The reclamation of a future occupied by different voices is likewise evident in the work of Magdu Magdy (b. Kuwait, 1990). In Radical Empathy (2019, work in progress), an audio essay evokes magic incantations and feelings of disconnection. Looking at the feeling of being “othered,” the work asks how language(s) can be used to carve out spaces for the marginalized, and how it can also move beyond “capitalist realism.” Nawaf Radwan similarly meditates on language as a tool of resistance, albeit by deploying the written word as a form of inner sound. Ephemeral Territories concludes with Philosophical Suicide (2018), where Fai Ahmed (b. Saudi Arabia, 1990) and Magdy analyze the glitch as a subversive force. Composed of noise fragments, the video work deconstructs the absence of meaning and systems of failure while disrupting the miscommunications that govern everyday life.
Probing the social and the political possibility of the auditory, Ephemeral Territories explores the transformative and subversive potential of sound as a tool to construct alternative narratives and landscapes. The exhibition uses noise to disrupt the boundaries between the rational and the irrational, transcending failed ideologies and colonial legacies.
Ephemeral Territories runs until 9th April 2019 at The Lab, Darat al Funun; Amman, Jordan.

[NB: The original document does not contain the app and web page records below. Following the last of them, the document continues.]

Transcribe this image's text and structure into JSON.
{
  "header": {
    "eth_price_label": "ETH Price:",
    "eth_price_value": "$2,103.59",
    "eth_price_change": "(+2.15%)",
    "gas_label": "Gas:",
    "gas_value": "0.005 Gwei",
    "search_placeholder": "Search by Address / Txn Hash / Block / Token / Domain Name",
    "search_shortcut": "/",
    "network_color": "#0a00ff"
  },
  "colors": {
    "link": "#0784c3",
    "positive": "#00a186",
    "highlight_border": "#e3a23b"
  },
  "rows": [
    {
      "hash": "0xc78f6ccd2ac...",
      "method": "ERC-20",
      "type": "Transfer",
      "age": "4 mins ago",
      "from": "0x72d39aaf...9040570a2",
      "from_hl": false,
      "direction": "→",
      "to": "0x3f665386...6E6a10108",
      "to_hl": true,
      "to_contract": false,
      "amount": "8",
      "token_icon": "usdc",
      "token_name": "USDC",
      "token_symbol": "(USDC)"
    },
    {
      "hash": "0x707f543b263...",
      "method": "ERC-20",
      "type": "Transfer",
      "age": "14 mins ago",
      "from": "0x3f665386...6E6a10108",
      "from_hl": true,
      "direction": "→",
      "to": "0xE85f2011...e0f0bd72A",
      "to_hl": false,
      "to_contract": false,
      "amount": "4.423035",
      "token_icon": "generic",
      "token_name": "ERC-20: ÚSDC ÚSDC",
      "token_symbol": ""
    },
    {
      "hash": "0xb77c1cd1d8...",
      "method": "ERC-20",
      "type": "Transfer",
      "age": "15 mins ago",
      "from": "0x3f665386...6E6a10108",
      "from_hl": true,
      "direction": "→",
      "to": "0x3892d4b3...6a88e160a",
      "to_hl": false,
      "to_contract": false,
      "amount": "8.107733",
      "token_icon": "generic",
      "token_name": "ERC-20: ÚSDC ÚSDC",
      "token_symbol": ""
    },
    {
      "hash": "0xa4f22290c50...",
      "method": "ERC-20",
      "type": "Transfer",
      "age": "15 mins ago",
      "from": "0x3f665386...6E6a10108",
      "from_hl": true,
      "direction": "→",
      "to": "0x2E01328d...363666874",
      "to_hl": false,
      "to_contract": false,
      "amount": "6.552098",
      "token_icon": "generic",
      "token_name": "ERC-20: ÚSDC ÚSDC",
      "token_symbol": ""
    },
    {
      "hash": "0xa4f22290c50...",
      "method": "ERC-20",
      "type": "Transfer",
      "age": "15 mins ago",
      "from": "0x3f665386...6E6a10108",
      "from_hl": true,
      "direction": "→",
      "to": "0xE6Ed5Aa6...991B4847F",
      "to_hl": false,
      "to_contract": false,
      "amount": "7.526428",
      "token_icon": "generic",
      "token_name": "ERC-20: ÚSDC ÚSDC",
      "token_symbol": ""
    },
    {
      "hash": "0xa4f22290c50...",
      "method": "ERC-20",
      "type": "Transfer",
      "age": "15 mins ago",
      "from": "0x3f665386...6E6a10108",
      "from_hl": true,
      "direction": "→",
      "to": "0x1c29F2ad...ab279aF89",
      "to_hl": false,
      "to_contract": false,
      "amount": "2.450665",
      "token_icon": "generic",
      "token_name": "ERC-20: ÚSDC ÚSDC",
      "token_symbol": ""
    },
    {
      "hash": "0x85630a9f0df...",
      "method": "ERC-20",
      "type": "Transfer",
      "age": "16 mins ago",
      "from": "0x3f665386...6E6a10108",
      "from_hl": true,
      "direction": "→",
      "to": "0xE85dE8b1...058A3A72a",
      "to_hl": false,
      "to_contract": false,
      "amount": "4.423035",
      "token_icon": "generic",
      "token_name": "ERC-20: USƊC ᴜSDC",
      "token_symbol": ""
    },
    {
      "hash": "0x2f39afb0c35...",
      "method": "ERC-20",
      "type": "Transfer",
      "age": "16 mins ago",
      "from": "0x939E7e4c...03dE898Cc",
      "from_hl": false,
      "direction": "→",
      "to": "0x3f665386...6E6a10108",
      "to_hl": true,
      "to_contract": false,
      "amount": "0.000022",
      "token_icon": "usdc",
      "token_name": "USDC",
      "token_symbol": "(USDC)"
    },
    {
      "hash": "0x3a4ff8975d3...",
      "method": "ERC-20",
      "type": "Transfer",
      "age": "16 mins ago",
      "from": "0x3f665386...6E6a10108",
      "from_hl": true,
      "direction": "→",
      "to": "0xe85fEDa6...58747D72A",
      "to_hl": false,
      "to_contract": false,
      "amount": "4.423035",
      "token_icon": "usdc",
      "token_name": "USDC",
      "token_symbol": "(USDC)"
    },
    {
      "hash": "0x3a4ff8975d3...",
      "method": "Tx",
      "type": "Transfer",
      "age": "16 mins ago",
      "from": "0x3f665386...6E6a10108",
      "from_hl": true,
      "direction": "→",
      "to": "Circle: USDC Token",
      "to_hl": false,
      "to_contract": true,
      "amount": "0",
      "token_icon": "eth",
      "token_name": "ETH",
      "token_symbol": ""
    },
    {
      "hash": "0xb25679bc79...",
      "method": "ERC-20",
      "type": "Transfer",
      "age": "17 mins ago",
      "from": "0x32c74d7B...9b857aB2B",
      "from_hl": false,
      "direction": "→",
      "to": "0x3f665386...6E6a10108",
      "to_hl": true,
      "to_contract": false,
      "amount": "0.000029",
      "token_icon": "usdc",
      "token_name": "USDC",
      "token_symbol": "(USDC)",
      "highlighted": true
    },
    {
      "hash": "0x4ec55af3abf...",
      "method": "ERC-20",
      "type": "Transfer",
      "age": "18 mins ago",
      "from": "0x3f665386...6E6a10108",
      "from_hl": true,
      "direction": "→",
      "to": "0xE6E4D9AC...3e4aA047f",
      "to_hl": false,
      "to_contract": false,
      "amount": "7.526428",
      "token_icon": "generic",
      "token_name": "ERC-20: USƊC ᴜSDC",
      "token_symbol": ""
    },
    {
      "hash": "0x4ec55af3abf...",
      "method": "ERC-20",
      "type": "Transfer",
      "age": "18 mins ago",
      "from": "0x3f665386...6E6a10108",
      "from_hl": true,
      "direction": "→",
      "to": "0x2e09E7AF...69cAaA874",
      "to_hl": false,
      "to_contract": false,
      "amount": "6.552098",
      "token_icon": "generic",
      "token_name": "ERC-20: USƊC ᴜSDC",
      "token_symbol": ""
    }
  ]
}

Lizzy Vartanian Collier is a London-based writer with a special interest in contemporary Middle Eastern Art. She has a BA in Art History and an MA in Contemporary Art and Art Theory of Asia and Africa from the School of Oriental and African Studies. She runs the Gallery Girl blog and has written for After Nyne, Arteviste, Canvas Magazine, Harper's Bazaar Arabia, Ibraaz, Jdeed Magazine,ReOrient, and Suitcase Magazine. Lizzy is also curator of Arab Women Artists Now - AWAN 2018 (London)